(What is expected): Everything in the records except the pictures must be copied out exactly.
*** Opening of Records supplied ***
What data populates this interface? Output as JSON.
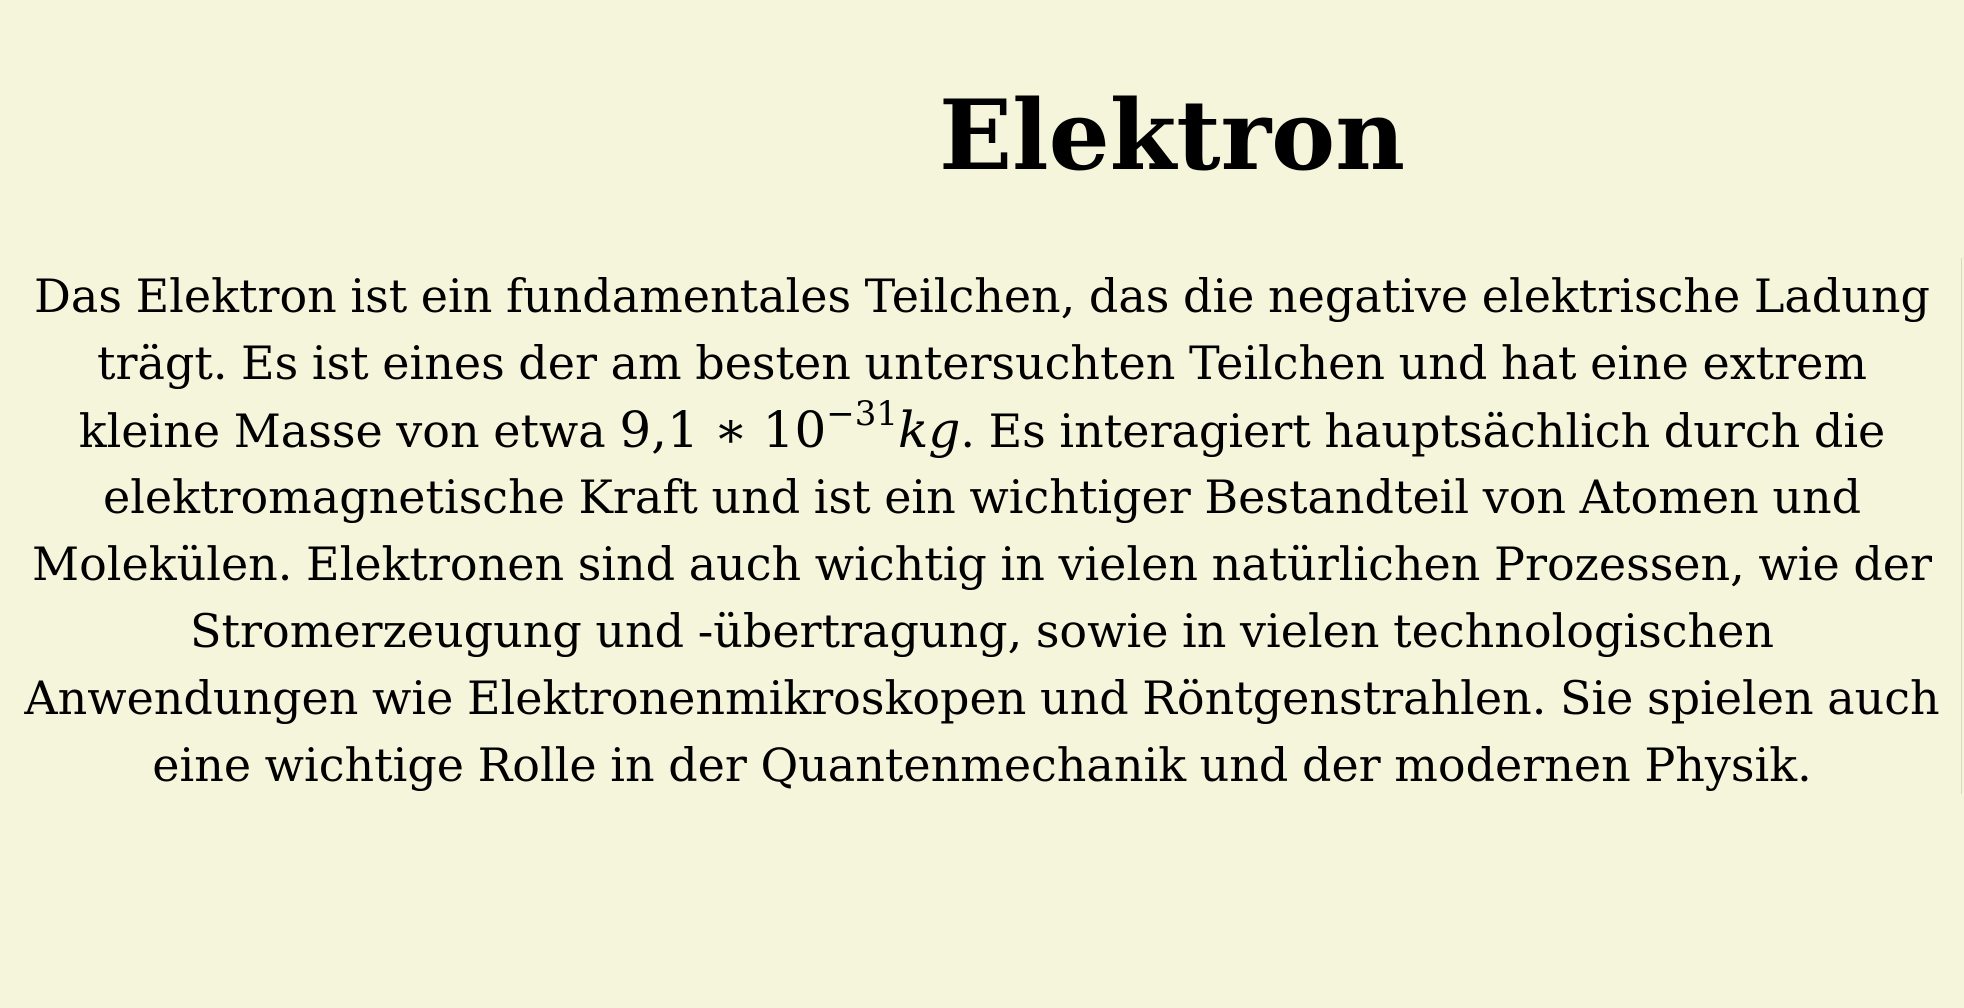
{
  "article": {
    "title": "Elektron",
    "paragraph": {
      "before_math": "Das Elektron ist ein fundamentales Teilchen, das die negative elektrische Ladung trägt. Es ist eines der am besten untersuchten Teilchen und hat eine extrem kleine Masse von etwa ",
      "math": {
        "mantissa": "9,1 ∗ 10",
        "exponent": "−31",
        "unit": "kg"
      },
      "after_math": ". Es interagiert hauptsächlich durch die elektromagnetische Kraft und ist ein wichtiger Bestandteil von Atomen und Molekülen. Elektronen sind auch wichtig in vielen natürlichen Prozessen, wie der Stromerzeugung und -übertragung, sowie in vielen technologischen Anwendungen wie Elektronenmikroskopen und Röntgenstrahlen. Sie spielen auch eine wichtige Rolle in der Quantenmechanik und der modernen Physik."
    }
  },
  "colors": {
    "background": "#f5f5dc",
    "text": "#000000"
  }
}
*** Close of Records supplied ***
(Your response):
What data populates this interface? Output as JSON.
{
  "article": {
    "title": "Elektron",
    "paragraph": {
      "before_math": "Das Elektron ist ein fundamentales Teilchen, das die negative elektrische Ladung trägt. Es ist eines der am besten untersuchten Teilchen und hat eine extrem kleine Masse von etwa ",
      "math": {
        "mantissa": "9,1 ∗ 10",
        "exponent": "−31",
        "unit": "kg"
      },
      "after_math": ". Es interagiert hauptsächlich durch die elektromagnetische Kraft und ist ein wichtiger Bestandteil von Atomen und Molekülen. Elektronen sind auch wichtig in vielen natürlichen Prozessen, wie der Stromerzeugung und -übertragung, sowie in vielen technologischen Anwendungen wie Elektronenmikroskopen und Röntgenstrahlen. Sie spielen auch eine wichtige Rolle in der Quantenmechanik und der modernen Physik."
    }
  },
  "colors": {
    "background": "#f5f5dc",
    "text": "#000000"
  }
}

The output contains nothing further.